◆ TASK
Each line of the data below must be reproduced without any change.

+===+

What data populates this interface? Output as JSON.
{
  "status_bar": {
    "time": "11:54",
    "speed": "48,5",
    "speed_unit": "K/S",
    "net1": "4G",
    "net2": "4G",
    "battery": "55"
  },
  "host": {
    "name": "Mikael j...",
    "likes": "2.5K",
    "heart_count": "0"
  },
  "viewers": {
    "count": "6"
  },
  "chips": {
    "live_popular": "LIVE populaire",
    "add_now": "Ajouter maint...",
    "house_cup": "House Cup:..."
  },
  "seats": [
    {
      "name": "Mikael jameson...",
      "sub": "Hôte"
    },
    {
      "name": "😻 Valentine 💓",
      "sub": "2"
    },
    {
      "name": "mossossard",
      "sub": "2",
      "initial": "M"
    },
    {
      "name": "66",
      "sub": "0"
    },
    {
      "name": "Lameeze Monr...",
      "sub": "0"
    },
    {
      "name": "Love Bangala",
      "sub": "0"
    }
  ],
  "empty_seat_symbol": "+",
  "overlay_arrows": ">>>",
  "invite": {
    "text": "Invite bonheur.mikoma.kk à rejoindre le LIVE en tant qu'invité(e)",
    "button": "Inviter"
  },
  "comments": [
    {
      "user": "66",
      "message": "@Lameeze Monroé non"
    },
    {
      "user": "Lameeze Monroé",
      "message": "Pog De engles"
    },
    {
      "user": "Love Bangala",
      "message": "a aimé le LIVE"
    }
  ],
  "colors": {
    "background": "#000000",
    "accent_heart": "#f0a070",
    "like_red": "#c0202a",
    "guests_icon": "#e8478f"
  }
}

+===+

◆ EXERCISE RESPONSE
What data populates this interface? Output as JSON.
{
  "status_bar": {
    "time": "11:54",
    "speed": "48,5",
    "speed_unit": "K/S",
    "net1": "4G",
    "net2": "4G",
    "battery": "55"
  },
  "host": {
    "name": "Mikael j...",
    "likes": "2.5K",
    "heart_count": "0"
  },
  "viewers": {
    "count": "6"
  },
  "chips": {
    "live_popular": "LIVE populaire",
    "add_now": "Ajouter maint...",
    "house_cup": "House Cup:..."
  },
  "seats": [
    {
      "name": "Mikael jameson...",
      "sub": "Hôte"
    },
    {
      "name": "😻 Valentine 💓",
      "sub": "2"
    },
    {
      "name": "mossossard",
      "sub": "2",
      "initial": "M"
    },
    {
      "name": "66",
      "sub": "0"
    },
    {
      "name": "Lameeze Monr...",
      "sub": "0"
    },
    {
      "name": "Love Bangala",
      "sub": "0"
    }
  ],
  "empty_seat_symbol": "+",
  "overlay_arrows": ">>>",
  "invite": {
    "text": "Invite bonheur.mikoma.kk à rejoindre le LIVE en tant qu'invité(e)",
    "button": "Inviter"
  },
  "comments": [
    {
      "user": "66",
      "message": "@Lameeze Monroé non"
    },
    {
      "user": "Lameeze Monroé",
      "message": "Pog De engles"
    },
    {
      "user": "Love Bangala",
      "message": "a aimé le LIVE"
    }
  ],
  "colors": {
    "background": "#000000",
    "accent_heart": "#f0a070",
    "like_red": "#c0202a",
    "guests_icon": "#e8478f"
  }
}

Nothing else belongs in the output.